“Our most active users by far and away are grandparents,” says Meeker. “We see them viewing every photo that’s posted, watching every video, leaving comments and signing their names. It’s really cool to watch them get involved.”
The potential for developing avid social networkers out of grandparents certainly exists, especially if the network involves photographs of family. In fact, some users in this group might just be getting started. “I’ll go onto Facebook maybe once a week,” explains Ethel Taft, Ruthie’s grandmother. “[My son-in-law] will tell me when there are pictures posted, and that’s the only time I’ll go.”
Indeed, the idea that only teens are engaging in activities like photo uploads and viewing videos on social networking sites “is a common misperception,” according to Heather Dougherty, director of research at Hitwise, a firm that measures Internet activity. Dougherty notes that these applications are growing in popularity rather than leveling off as the sites becomes more popular with an older audience, implying the more mature crowd is picking up these applications right away.
One of the driving forces behind this adaptation, perhaps, is need: Adults are networking professionally.
Getting down to business
Connecting professionally is especially important to today’s adults who may have lost their jobs or are worried that they soon may. Many are choosing the increasingly popular Twitter. This social network allows users to post 140-character responses to the question “What are you doing?”—a topic broad enough to open the floodgates of news, opinion, social marketing (basically, professional networking online) and more. Recently, members of Congress showed us how it’s done by reminding their constituents they were still at work by posting “tweets” from their cellphones during President Obama’s Feb. 24th address to Congress. Others are using social networks to market their own, personal “brands.”
“I’ve made a ton of connections on Twitter,” says Cari Shane Parven, a writer in the Washington, D.C., area. “You’re reaching out to people you don’t know, and because of that, you can meet so many more people.” In fact, one of Shane Parven’s connections on Twitter resulted in a job referral. She asked her network if anyone knew anything about a particular organization that had posted it was looking for writers. A fellow writer whom she knows only through Twitter gave her an “in” that helped her land the job.
According to Nacoste, social marketing is a natural phenomenon to come out of social networking. “Now it makes the most sense to market yourself online, because that’s where everybody is,” explains Nacoste. “You go where the audience has eyes and ears, that’s how marketing works.”
Business networking and socializing have always gone hand in hand so it makes sense for these worlds to merge on the Web. Additionally, there are now social networking sites like LinkedIn that are devoted specifically to connecting professionals.
“I see LinkedIn as an adult place where you don’t fool around,” says Shane Parven. “It’s kind of like the stacks of the library at college—you go there for serious study, not to chat with your friends. Facebook is more like the social part of the library where everybody walks by and you’re not really getting any homework done.”

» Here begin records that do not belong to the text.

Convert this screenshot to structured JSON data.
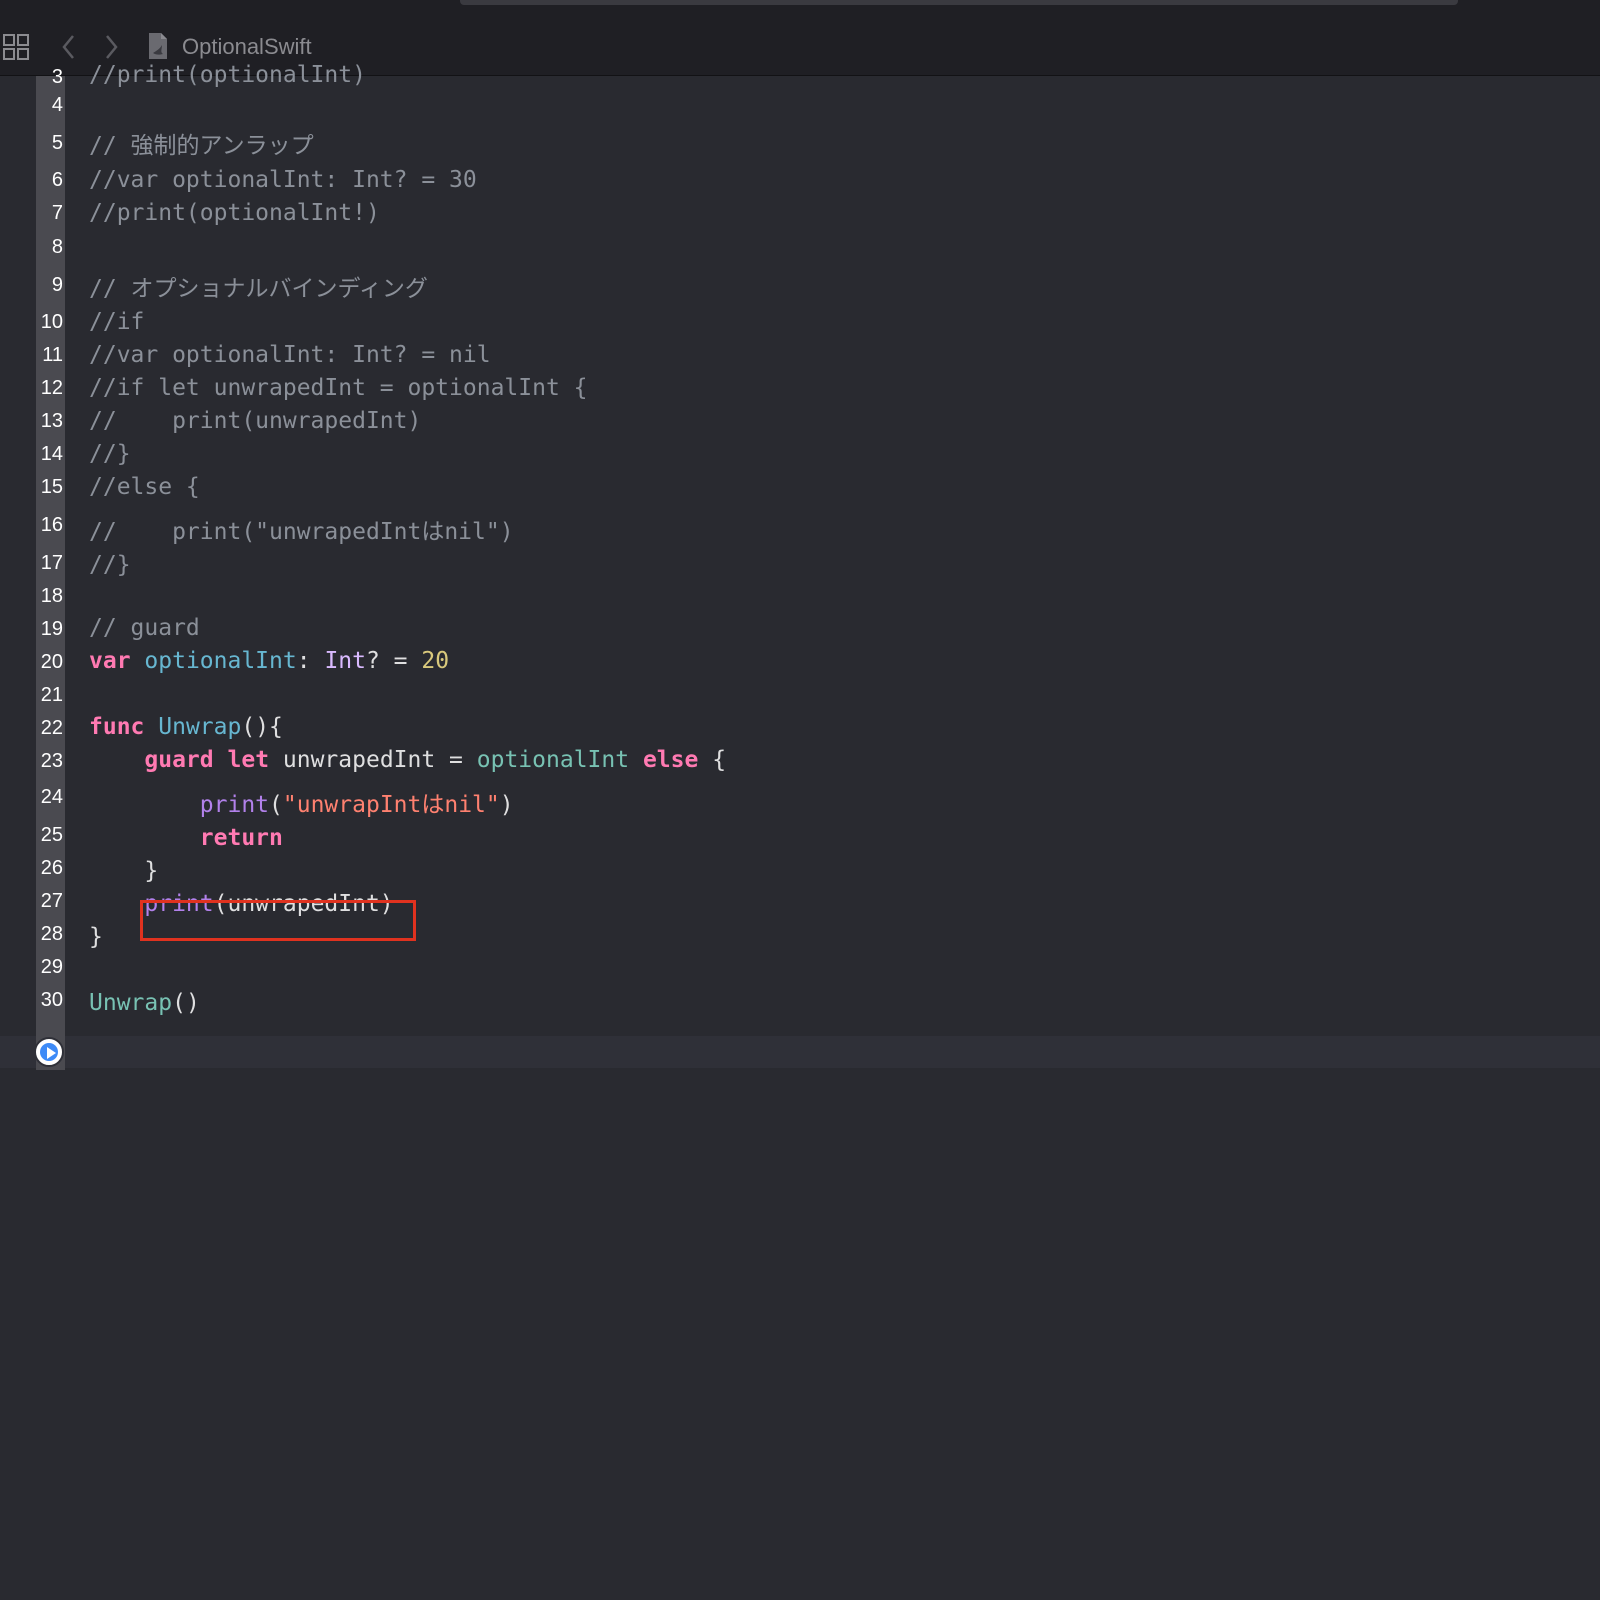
{
  "jumpbar": {
    "file_name": "OptionalSwift",
    "icons": [
      "related-items-grid-icon",
      "chevron-left-icon",
      "chevron-right-icon",
      "swift-file-icon"
    ]
  },
  "editor": {
    "lines": [
      {
        "n": "3",
        "text": "//print(optionalInt)"
      },
      {
        "n": "4",
        "text": ""
      },
      {
        "n": "5",
        "text": "// 強制的アンラップ"
      },
      {
        "n": "6",
        "text": "//var optionalInt: Int? = 30"
      },
      {
        "n": "7",
        "text": "//print(optionalInt!)"
      },
      {
        "n": "8",
        "text": ""
      },
      {
        "n": "9",
        "text": "// オプショナルバインディング"
      },
      {
        "n": "10",
        "text": "//if"
      },
      {
        "n": "11",
        "text": "//var optionalInt: Int? = nil"
      },
      {
        "n": "12",
        "text": "//if let unwrapedInt = optionalInt {"
      },
      {
        "n": "13",
        "text": "//    print(unwrapedInt)"
      },
      {
        "n": "14",
        "text": "//}"
      },
      {
        "n": "15",
        "text": "//else {"
      },
      {
        "n": "16",
        "text": "//    print(\"unwrapedIntはnil\")"
      },
      {
        "n": "17",
        "text": "//}"
      },
      {
        "n": "18",
        "text": ""
      },
      {
        "n": "19",
        "text": "// guard"
      },
      {
        "n": "20",
        "text": "var optionalInt: Int? = 20"
      },
      {
        "n": "21",
        "text": ""
      },
      {
        "n": "22",
        "text": "func Unwrap(){"
      },
      {
        "n": "23",
        "text": "    guard let unwrapedInt = optionalInt else {"
      },
      {
        "n": "24",
        "text": "        print(\"unwrapIntはnil\")"
      },
      {
        "n": "25",
        "text": "        return"
      },
      {
        "n": "26",
        "text": "    }"
      },
      {
        "n": "27",
        "text": "    print(unwrapedInt)"
      },
      {
        "n": "28",
        "text": "}"
      },
      {
        "n": "29",
        "text": ""
      },
      {
        "n": "30",
        "text": "Unwrap()"
      }
    ],
    "highlighted_line": "27",
    "run_button_icon": "play-circle-icon"
  },
  "colors": {
    "background": "#292a30",
    "comment": "#8b9099",
    "keyword": "#ff7ab2",
    "function": "#78c2b3",
    "type": "#dabaff",
    "number": "#d9c97c",
    "string": "#ff8170",
    "highlight_box": "#e0321f",
    "run_button": "#3d8af7"
  }
}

This more serious side of social networking seems to be serving those adults who know how to use it. LinkedIn regularly posts “success stories” of how people have beaten the battered economy to find connections and jobs through the site. These stories range from how the vice president of sales and business development at Buddy Media brought in over $2 million in revenue, to how one user’s profile was discovered by a CEO who then reached out to her to offer her a job.

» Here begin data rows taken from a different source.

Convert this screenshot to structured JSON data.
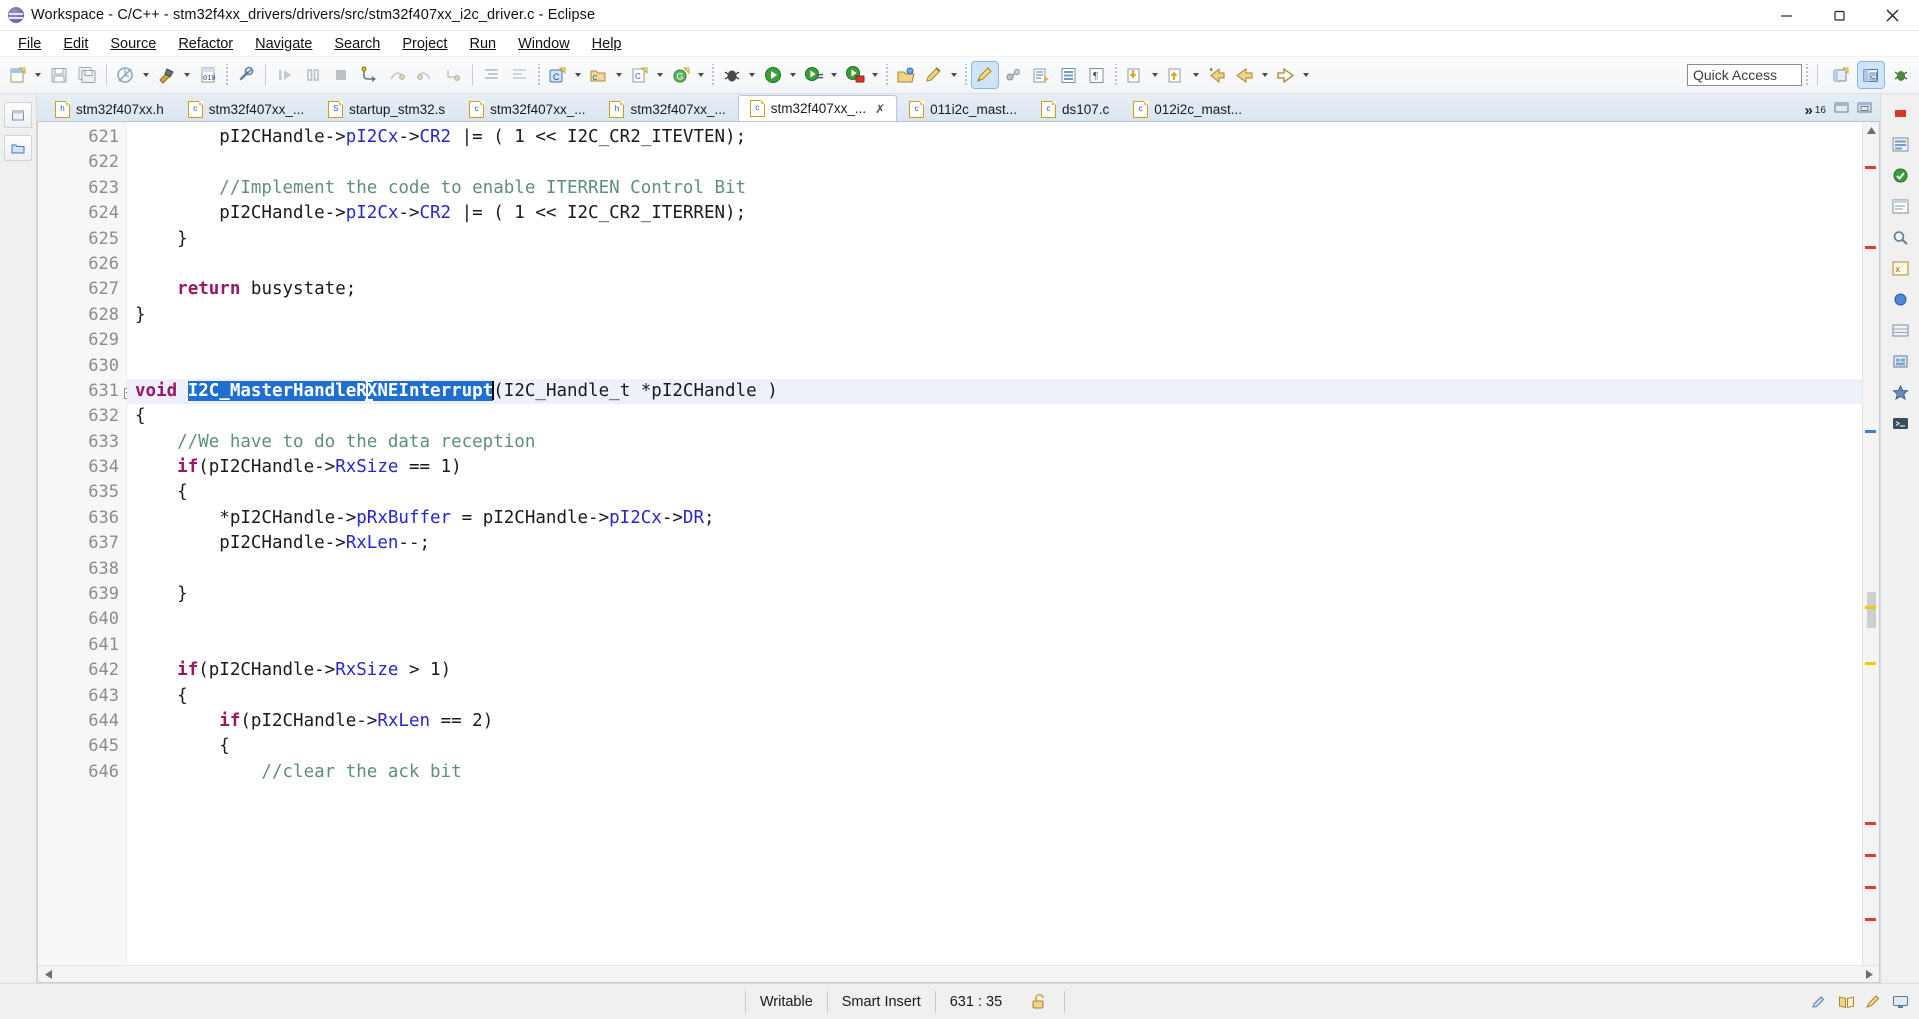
{
  "window": {
    "title": "Workspace - C/C++ - stm32f4xx_drivers/drivers/src/stm32f407xx_i2c_driver.c - Eclipse",
    "app_icon": "eclipse-icon",
    "minimize": "minimize-icon",
    "maximize": "maximize-icon",
    "close": "close-icon"
  },
  "menubar": {
    "items": [
      {
        "label": "File",
        "mnemonic": "F"
      },
      {
        "label": "Edit",
        "mnemonic": "E"
      },
      {
        "label": "Source",
        "mnemonic": "S"
      },
      {
        "label": "Refactor",
        "mnemonic": "R"
      },
      {
        "label": "Navigate",
        "mnemonic": "N"
      },
      {
        "label": "Search",
        "mnemonic": "S"
      },
      {
        "label": "Project",
        "mnemonic": "P"
      },
      {
        "label": "Run",
        "mnemonic": "R"
      },
      {
        "label": "Window",
        "mnemonic": "W"
      },
      {
        "label": "Help",
        "mnemonic": "H"
      }
    ]
  },
  "toolbar": {
    "quick_access_placeholder": "Quick Access",
    "quick_access_value": "",
    "buttons": [
      "new-file-icon",
      "save-icon",
      "save-all-icon",
      "build-disabled-icon",
      "build-hammer-icon",
      "binary-010-icon",
      "no-build-icon",
      "resume-icon",
      "suspend-icon",
      "terminate-icon",
      "step-into-icon",
      "step-over-icon",
      "step-return-icon",
      "drop-to-frame-icon",
      "indent-icon",
      "outdent-icon",
      "new-c-project-icon",
      "new-cpp-folder-icon",
      "new-c-file-icon",
      "new-class-icon",
      "debug-bug-icon",
      "run-icon",
      "run-external-tools-icon",
      "run-last-icon",
      "open-type-icon",
      "pencil-edit-icon",
      "toggle-mark-occurrences-icon",
      "link-icon",
      "show-source-quick-icon",
      "show-outline-icon",
      "show-whitespace-icon",
      "next-annotation-icon",
      "previous-annotation-icon",
      "last-edit-location-icon",
      "back-icon",
      "forward-icon"
    ],
    "perspective": [
      "open-perspective-icon",
      "cpp-perspective-icon",
      "debug-perspective-icon"
    ]
  },
  "editor_tabs": {
    "items": [
      {
        "label": "stm32f407xx.h",
        "kind": "h",
        "selected": false,
        "dirty": false
      },
      {
        "label": "stm32f407xx_...",
        "kind": "c",
        "selected": false,
        "dirty": false
      },
      {
        "label": "startup_stm32.s",
        "kind": "S",
        "selected": false,
        "dirty": false
      },
      {
        "label": "stm32f407xx_...",
        "kind": "c",
        "selected": false,
        "dirty": false
      },
      {
        "label": "stm32f407xx_...",
        "kind": "h",
        "selected": false,
        "dirty": false
      },
      {
        "label": "stm32f407xx_...",
        "kind": "c",
        "selected": true,
        "dirty": false
      },
      {
        "label": "011i2c_mast...",
        "kind": "c",
        "selected": false,
        "dirty": false
      },
      {
        "label": "ds107.c",
        "kind": "c",
        "selected": false,
        "dirty": false
      },
      {
        "label": "012i2c_mast...",
        "kind": "c",
        "selected": false,
        "dirty": false
      }
    ],
    "overflow_label": "»",
    "overflow_count": "16",
    "close_glyph": "✗",
    "minimize_icon": "minimize-view-icon",
    "maximize_icon": "maximize-view-icon"
  },
  "editor": {
    "first_line": 621,
    "cursor_position": "631 : 35",
    "selection_text": "I2C_MasterHandleRXNEInterrupt",
    "lines": [
      {
        "n": 621,
        "fold": false,
        "current": false,
        "tokens": [
          {
            "t": "        pI2CHandle->",
            "c": "plain"
          },
          {
            "t": "pI2Cx",
            "c": "fld"
          },
          {
            "t": "->",
            "c": "plain"
          },
          {
            "t": "CR2",
            "c": "fld"
          },
          {
            "t": " |= ( 1 << I2C_CR2_ITEVTEN);",
            "c": "plain"
          }
        ]
      },
      {
        "n": 622,
        "fold": false,
        "current": false,
        "tokens": []
      },
      {
        "n": 623,
        "fold": false,
        "current": false,
        "tokens": [
          {
            "t": "        //Implement the code to enable ITERREN Control Bit",
            "c": "cm"
          }
        ]
      },
      {
        "n": 624,
        "fold": false,
        "current": false,
        "tokens": [
          {
            "t": "        pI2CHandle->",
            "c": "plain"
          },
          {
            "t": "pI2Cx",
            "c": "fld"
          },
          {
            "t": "->",
            "c": "plain"
          },
          {
            "t": "CR2",
            "c": "fld"
          },
          {
            "t": " |= ( 1 << I2C_CR2_ITERREN);",
            "c": "plain"
          }
        ]
      },
      {
        "n": 625,
        "fold": false,
        "current": false,
        "tokens": [
          {
            "t": "    }",
            "c": "plain"
          }
        ]
      },
      {
        "n": 626,
        "fold": false,
        "current": false,
        "tokens": []
      },
      {
        "n": 627,
        "fold": false,
        "current": false,
        "tokens": [
          {
            "t": "    ",
            "c": "plain"
          },
          {
            "t": "return",
            "c": "kw"
          },
          {
            "t": " busystate;",
            "c": "plain"
          }
        ]
      },
      {
        "n": 628,
        "fold": false,
        "current": false,
        "tokens": [
          {
            "t": "}",
            "c": "plain"
          }
        ]
      },
      {
        "n": 629,
        "fold": false,
        "current": false,
        "tokens": []
      },
      {
        "n": 630,
        "fold": false,
        "current": false,
        "tokens": []
      },
      {
        "n": 631,
        "fold": true,
        "current": true,
        "tokens": [
          {
            "t": "void",
            "c": "kw"
          },
          {
            "t": " ",
            "c": "plain"
          },
          {
            "t": "I2C_MasterHandleR",
            "c": "sel"
          },
          {
            "t": "",
            "c": "icaret"
          },
          {
            "t": "XNEInterrupt",
            "c": "sel"
          },
          {
            "t": "",
            "c": "caret"
          },
          {
            "t": "(I2C_Handle_t *pI2CHandle )",
            "c": "plain"
          }
        ]
      },
      {
        "n": 632,
        "fold": false,
        "current": false,
        "tokens": [
          {
            "t": "{",
            "c": "plain"
          }
        ]
      },
      {
        "n": 633,
        "fold": false,
        "current": false,
        "tokens": [
          {
            "t": "    //We have to do the data reception",
            "c": "cm"
          }
        ]
      },
      {
        "n": 634,
        "fold": false,
        "current": false,
        "tokens": [
          {
            "t": "    ",
            "c": "plain"
          },
          {
            "t": "if",
            "c": "kw"
          },
          {
            "t": "(pI2CHandle->",
            "c": "plain"
          },
          {
            "t": "RxSize",
            "c": "fld"
          },
          {
            "t": " == 1)",
            "c": "plain"
          }
        ]
      },
      {
        "n": 635,
        "fold": false,
        "current": false,
        "tokens": [
          {
            "t": "    {",
            "c": "plain"
          }
        ]
      },
      {
        "n": 636,
        "fold": false,
        "current": false,
        "tokens": [
          {
            "t": "        *pI2CHandle->",
            "c": "plain"
          },
          {
            "t": "pRxBuffer",
            "c": "fld"
          },
          {
            "t": " = pI2CHandle->",
            "c": "plain"
          },
          {
            "t": "pI2Cx",
            "c": "fld"
          },
          {
            "t": "->",
            "c": "plain"
          },
          {
            "t": "DR",
            "c": "fld"
          },
          {
            "t": ";",
            "c": "plain"
          }
        ]
      },
      {
        "n": 637,
        "fold": false,
        "current": false,
        "tokens": [
          {
            "t": "        pI2CHandle->",
            "c": "plain"
          },
          {
            "t": "RxLen",
            "c": "fld"
          },
          {
            "t": "--;",
            "c": "plain"
          }
        ]
      },
      {
        "n": 638,
        "fold": false,
        "current": false,
        "tokens": []
      },
      {
        "n": 639,
        "fold": false,
        "current": false,
        "tokens": [
          {
            "t": "    }",
            "c": "plain"
          }
        ]
      },
      {
        "n": 640,
        "fold": false,
        "current": false,
        "tokens": []
      },
      {
        "n": 641,
        "fold": false,
        "current": false,
        "tokens": []
      },
      {
        "n": 642,
        "fold": false,
        "current": false,
        "tokens": [
          {
            "t": "    ",
            "c": "plain"
          },
          {
            "t": "if",
            "c": "kw"
          },
          {
            "t": "(pI2CHandle->",
            "c": "plain"
          },
          {
            "t": "RxSize",
            "c": "fld"
          },
          {
            "t": " > 1)",
            "c": "plain"
          }
        ]
      },
      {
        "n": 643,
        "fold": false,
        "current": false,
        "tokens": [
          {
            "t": "    {",
            "c": "plain"
          }
        ]
      },
      {
        "n": 644,
        "fold": false,
        "current": false,
        "tokens": [
          {
            "t": "        ",
            "c": "plain"
          },
          {
            "t": "if",
            "c": "kw"
          },
          {
            "t": "(pI2CHandle->",
            "c": "plain"
          },
          {
            "t": "RxLen",
            "c": "fld"
          },
          {
            "t": " == 2)",
            "c": "plain"
          }
        ]
      },
      {
        "n": 645,
        "fold": false,
        "current": false,
        "tokens": [
          {
            "t": "        {",
            "c": "plain"
          }
        ]
      },
      {
        "n": 646,
        "fold": false,
        "current": false,
        "tokens": [
          {
            "t": "            //clear the ack bit",
            "c": "cm"
          }
        ]
      }
    ],
    "overview_markers": [
      {
        "top": 0.03,
        "color": "#d43f3a"
      },
      {
        "top": 0.13,
        "color": "#d43f3a"
      },
      {
        "top": 0.36,
        "color": "#3f7fd4"
      },
      {
        "top": 0.58,
        "color": "#f0c808"
      },
      {
        "top": 0.65,
        "color": "#f0c808"
      },
      {
        "top": 0.85,
        "color": "#d43f3a"
      },
      {
        "top": 0.89,
        "color": "#d43f3a"
      },
      {
        "top": 0.93,
        "color": "#d43f3a"
      },
      {
        "top": 0.97,
        "color": "#d43f3a"
      }
    ]
  },
  "statusbar": {
    "writable": "Writable",
    "insert_mode": "Smart Insert",
    "position": "631 : 35",
    "lock_icon": "unlock-icon",
    "right_icons": [
      "pencil-status-icon",
      "book-icon",
      "brush-icon",
      "monitor-icon"
    ]
  },
  "colors": {
    "keyword": "#9b1667",
    "comment": "#5f8f77",
    "field": "#2727c7",
    "selection_bg": "#1f6fd0",
    "current_line_bg": "#eef0fa",
    "tab_selected_bg": "#ffffff",
    "toolbar_bg": "#f2f4f7"
  }
}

Whether it’s to meet the next boss, stay connected to the grandchildren, or check in on a daughter’s life, millions of people have found real value on social networks. They’re here to stay. Plus, plain and simple, meeting up online can make life easier. As Sherian Simpson says about playing Animal Crossing with her grandkids: “It’s a nice way to have them over. … It’s one of those visits you don’t have to clean your house up for.” And there’s just no arguing the convenience of that.
Alisa Stoudt is a writer based in Brooklyn, N.Y.